  • In deferred rendering path locate and edit the file GlobalSnowDeferredOptions.cginc inside Resources/Workflow_Deferred folder.

  • In forward rendering path the file is named GlobalSnowForwardOptions.cginc inside Resources/Workflow_Forward folder.

Uncomment the following two lines and make sure the path in the include line is correct:

#include "Assets/VertExmotion/Shaders/VertExmotion.cginc" 

Vehicle Physics Pro integration

Global Snow works out of the box with assets like Vehicle Physics Pro which implements wheel-based collision on the ground to leave snow tracks as covered in the “Moving Objects” section.

Step 1: Ensure your vehicle reports correct ground hits adding “Global Snow Collider Extra Info” script to the root of your vehicle prefab or gameobject. This script is necessary to detect wheel collisions and report them to Global Snow.
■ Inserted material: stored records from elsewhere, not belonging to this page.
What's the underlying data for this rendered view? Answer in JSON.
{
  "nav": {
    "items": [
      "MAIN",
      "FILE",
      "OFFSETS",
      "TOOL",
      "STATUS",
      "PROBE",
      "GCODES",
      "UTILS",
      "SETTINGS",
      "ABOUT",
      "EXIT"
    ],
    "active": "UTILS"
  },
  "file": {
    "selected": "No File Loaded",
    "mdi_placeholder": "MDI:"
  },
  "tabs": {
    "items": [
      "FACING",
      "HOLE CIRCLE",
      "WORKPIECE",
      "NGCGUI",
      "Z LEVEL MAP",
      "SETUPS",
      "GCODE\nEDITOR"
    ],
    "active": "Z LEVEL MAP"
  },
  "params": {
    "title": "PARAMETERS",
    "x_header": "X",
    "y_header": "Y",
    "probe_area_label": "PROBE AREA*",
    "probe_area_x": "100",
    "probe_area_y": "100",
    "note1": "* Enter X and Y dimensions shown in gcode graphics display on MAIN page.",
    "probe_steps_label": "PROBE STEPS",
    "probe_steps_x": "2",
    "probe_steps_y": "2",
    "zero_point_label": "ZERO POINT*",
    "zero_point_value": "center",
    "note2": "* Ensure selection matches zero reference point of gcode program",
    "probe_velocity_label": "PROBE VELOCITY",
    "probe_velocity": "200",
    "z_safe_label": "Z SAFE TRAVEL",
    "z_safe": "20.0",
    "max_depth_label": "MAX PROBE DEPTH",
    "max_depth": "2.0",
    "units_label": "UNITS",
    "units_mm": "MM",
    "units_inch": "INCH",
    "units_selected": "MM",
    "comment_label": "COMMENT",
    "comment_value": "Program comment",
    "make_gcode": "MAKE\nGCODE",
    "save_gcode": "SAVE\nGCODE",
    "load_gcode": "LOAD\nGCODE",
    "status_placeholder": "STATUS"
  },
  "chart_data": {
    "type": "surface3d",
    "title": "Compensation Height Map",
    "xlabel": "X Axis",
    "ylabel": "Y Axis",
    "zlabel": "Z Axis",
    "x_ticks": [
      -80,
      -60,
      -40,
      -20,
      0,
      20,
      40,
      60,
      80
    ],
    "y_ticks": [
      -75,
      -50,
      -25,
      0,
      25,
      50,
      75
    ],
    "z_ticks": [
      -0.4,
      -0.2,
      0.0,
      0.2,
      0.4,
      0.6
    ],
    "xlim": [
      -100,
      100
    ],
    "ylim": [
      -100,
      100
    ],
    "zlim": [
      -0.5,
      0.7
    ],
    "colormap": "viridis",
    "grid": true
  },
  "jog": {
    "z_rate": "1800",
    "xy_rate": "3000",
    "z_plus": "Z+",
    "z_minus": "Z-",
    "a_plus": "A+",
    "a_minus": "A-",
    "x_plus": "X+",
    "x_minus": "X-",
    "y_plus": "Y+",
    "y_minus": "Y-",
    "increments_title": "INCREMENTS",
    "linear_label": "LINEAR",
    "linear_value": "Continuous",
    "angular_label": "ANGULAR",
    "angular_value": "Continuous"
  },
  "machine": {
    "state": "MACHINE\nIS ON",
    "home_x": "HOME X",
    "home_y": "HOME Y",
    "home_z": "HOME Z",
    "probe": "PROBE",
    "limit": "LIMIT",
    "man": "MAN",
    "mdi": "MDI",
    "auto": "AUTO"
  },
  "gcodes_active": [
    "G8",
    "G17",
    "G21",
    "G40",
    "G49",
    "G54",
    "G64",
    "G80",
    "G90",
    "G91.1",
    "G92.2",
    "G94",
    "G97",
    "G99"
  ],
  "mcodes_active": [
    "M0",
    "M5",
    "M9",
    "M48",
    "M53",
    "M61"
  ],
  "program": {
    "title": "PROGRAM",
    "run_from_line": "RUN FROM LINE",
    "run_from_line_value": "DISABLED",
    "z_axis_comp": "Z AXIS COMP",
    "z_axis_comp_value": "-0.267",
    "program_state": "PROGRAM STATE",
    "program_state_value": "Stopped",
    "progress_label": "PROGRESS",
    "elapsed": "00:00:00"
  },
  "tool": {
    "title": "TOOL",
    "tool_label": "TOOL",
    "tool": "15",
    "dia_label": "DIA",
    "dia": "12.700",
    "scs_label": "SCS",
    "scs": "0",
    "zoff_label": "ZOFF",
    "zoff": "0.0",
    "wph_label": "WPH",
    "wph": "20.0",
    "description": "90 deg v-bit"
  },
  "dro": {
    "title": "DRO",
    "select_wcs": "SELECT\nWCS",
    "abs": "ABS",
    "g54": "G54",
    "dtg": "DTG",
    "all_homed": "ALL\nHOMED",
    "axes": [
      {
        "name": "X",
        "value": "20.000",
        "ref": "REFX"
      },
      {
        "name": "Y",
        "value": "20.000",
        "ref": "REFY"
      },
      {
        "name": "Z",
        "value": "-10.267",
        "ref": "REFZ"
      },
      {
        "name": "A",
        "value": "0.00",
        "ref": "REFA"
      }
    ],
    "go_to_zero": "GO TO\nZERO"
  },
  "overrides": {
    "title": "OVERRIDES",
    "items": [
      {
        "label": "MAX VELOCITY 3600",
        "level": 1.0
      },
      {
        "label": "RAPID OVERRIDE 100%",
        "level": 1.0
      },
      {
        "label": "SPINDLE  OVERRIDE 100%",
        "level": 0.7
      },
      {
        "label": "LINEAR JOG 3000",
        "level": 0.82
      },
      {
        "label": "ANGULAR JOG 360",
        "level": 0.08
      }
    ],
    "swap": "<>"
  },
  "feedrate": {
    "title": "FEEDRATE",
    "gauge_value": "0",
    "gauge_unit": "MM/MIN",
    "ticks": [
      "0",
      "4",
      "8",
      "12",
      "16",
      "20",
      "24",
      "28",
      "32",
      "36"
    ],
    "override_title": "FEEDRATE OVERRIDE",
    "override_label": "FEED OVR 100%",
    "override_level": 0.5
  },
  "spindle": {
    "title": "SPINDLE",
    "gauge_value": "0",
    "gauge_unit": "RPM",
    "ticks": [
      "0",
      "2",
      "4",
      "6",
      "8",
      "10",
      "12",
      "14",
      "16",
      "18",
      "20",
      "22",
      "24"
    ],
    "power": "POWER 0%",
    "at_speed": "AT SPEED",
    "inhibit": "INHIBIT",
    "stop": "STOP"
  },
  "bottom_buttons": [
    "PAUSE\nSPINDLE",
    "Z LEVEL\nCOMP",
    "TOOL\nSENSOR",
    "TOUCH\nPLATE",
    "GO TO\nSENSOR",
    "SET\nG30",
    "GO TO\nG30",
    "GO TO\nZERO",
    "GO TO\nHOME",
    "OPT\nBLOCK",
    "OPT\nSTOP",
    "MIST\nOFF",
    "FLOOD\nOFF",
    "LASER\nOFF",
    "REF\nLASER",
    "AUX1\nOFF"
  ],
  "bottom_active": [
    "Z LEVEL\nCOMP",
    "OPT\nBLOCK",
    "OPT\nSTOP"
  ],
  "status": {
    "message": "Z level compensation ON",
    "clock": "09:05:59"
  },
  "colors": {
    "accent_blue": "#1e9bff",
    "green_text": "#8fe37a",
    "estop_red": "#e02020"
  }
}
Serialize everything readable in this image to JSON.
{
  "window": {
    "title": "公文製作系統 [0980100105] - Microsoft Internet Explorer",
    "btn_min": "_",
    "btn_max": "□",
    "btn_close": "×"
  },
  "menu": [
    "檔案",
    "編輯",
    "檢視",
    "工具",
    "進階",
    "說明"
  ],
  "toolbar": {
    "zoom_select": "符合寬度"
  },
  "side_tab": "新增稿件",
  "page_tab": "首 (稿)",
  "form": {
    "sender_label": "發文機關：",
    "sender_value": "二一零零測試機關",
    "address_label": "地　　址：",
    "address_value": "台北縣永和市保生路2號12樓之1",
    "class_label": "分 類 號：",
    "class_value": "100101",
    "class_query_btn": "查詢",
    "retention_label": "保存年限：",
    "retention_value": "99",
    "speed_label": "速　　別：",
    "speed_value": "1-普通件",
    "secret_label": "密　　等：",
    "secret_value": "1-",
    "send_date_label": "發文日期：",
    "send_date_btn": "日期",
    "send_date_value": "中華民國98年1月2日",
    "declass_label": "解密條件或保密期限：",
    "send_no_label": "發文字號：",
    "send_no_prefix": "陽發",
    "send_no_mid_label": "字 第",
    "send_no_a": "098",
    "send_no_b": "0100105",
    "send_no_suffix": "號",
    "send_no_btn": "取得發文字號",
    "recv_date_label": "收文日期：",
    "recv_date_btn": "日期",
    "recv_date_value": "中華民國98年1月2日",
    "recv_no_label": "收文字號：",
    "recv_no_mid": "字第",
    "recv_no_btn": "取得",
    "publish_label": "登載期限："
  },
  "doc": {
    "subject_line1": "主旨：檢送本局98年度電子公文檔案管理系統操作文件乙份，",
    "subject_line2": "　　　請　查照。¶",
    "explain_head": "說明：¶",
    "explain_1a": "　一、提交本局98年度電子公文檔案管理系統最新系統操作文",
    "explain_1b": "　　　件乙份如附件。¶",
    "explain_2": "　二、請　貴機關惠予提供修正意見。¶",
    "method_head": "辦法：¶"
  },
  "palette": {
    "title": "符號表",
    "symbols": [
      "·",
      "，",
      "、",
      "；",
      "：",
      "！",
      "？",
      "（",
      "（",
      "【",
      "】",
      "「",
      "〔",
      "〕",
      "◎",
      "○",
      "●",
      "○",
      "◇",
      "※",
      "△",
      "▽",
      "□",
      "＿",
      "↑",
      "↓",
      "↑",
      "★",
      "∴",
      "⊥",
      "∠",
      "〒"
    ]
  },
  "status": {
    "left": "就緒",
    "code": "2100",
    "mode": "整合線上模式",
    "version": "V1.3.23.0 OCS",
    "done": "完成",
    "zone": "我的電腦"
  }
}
Step 2: Since the vehicle is a moving object, you will want to exclude it from Global Snow coverage (add it to a exclusion layer or add the Global Snow Ignore Coverage script to the root of the vehicle). Then, use the Global Snow/Moving Object Snow/Opaque shader to the materials of the vehicle in order to add static snow coverage on top of the vehicle parts.

Transition/Lerping between snow profiles

All global snow properties are animatable but also the asset includes a Global Snow Lerp script which allows you to quickly lerp between two sets of values.

Just create a gameobject and add the “Global Snow Lerp” script to it (you can also add this script to the camera):

The main settings are:

  • Target Global Snow: this will be automatically picked by the script upon start but lets you assign a different object (useful if you instantiate the player camera after scene is loaded).

  • Transition: value from 0 to 1. A value of 0 will use the settings of profile 1 while a value of 1 will use the settings of profile 2. Any value in between will mix the values from profiles 1 and 2 producing a smooth transition of the effect.

  • Left / Right Key: allows you to specify keys which will decrease/increase the transition value when pressing them in playmode.

  • Profile1 and Profile2: settings for global snow.

Back To Top